### PROBLEM DETAILS
This exercise calls for copying every line below that holds the word "portrait".

[[ PROVIDED DATA open ]]

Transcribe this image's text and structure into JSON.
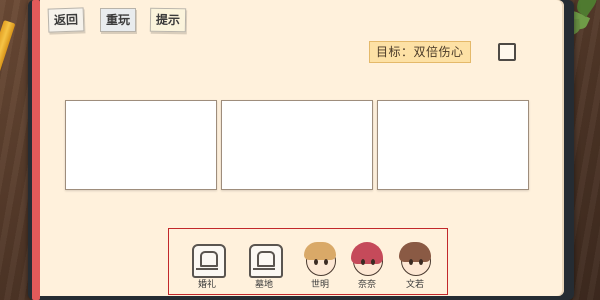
{
  "toolbar": {
    "back_label": "返回",
    "replay_label": "重玩",
    "hint_label": "提示"
  },
  "goal": {
    "label": "目标：双倍伤心",
    "completed": false
  },
  "scene_slots": [
    {
      "content": ""
    },
    {
      "content": ""
    },
    {
      "content": ""
    }
  ],
  "cards": [
    {
      "label": "婚礼",
      "icon": "wedding-tablet-icon"
    },
    {
      "label": "墓地",
      "icon": "gravestone-icon"
    },
    {
      "label": "世明",
      "icon": "boy-portrait-icon"
    },
    {
      "label": "奈奈",
      "icon": "red-hair-girl-portrait-icon"
    },
    {
      "label": "文若",
      "icon": "brown-hair-girl-portrait-icon"
    }
  ],
  "colors": {
    "paper": "#fff1dc",
    "tray_border": "#c2282a",
    "goal_bg": "#fde1a5",
    "red_hair": "#c54a5a",
    "boy_hair": "#d9a968",
    "brown_hair": "#8a5a44"
  }
}
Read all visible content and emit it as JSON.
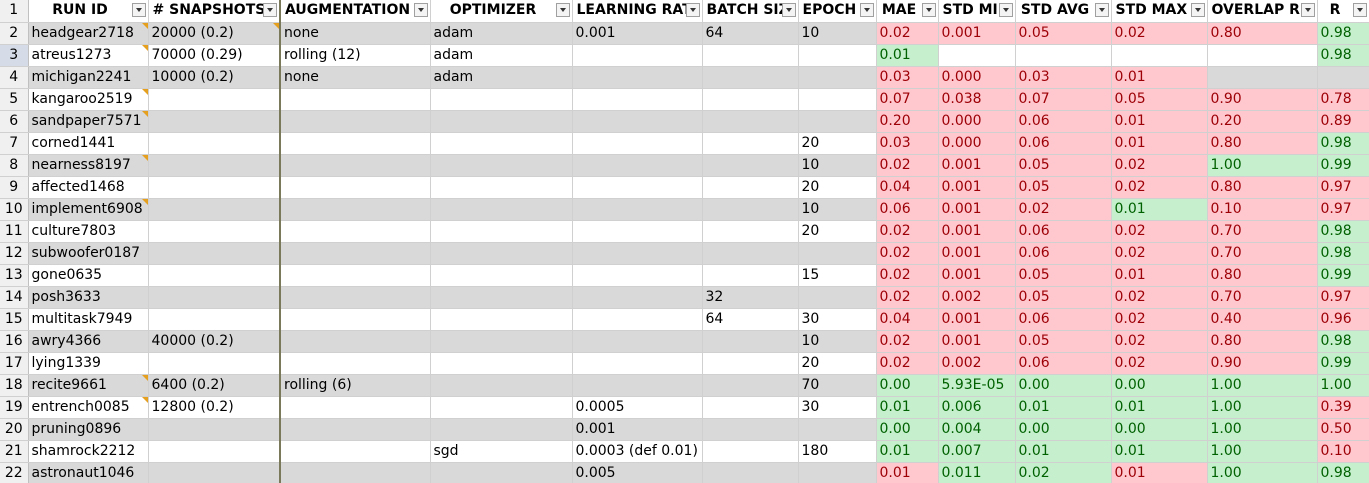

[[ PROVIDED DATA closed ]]

### RESPONSE BOX
      "icon": "boy-portrait-icon"
      "icon": "red-hair-girl-portrait-icon"
      "icon": "brown-hair-girl-portrait-icon"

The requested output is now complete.